[Data for review — start]
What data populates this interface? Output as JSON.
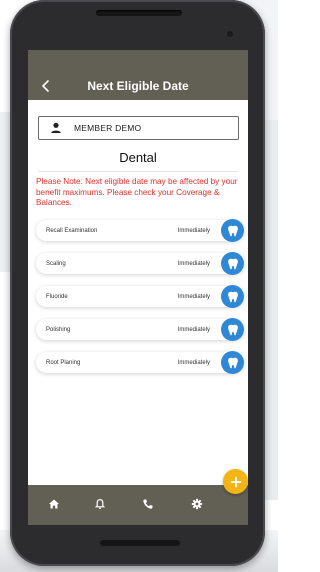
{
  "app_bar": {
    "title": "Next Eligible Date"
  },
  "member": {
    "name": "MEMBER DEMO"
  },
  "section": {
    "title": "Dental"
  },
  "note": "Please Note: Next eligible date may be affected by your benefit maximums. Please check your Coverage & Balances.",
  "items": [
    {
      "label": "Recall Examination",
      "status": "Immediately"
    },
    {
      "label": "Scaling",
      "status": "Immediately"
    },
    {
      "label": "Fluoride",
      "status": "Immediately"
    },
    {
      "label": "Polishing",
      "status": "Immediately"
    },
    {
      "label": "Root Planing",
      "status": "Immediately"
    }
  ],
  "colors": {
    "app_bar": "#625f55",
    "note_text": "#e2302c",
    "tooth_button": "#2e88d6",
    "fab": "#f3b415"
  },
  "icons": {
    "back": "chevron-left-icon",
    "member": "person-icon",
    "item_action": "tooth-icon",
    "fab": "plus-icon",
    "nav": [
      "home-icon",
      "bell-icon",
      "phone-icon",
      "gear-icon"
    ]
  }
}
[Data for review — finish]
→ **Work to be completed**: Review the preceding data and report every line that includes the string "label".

→ **Output for this task**:
      "label": "Recall Examination",
      "label": "Scaling",
      "label": "Fluoride",
      "label": "Polishing",
      "label": "Root Planing",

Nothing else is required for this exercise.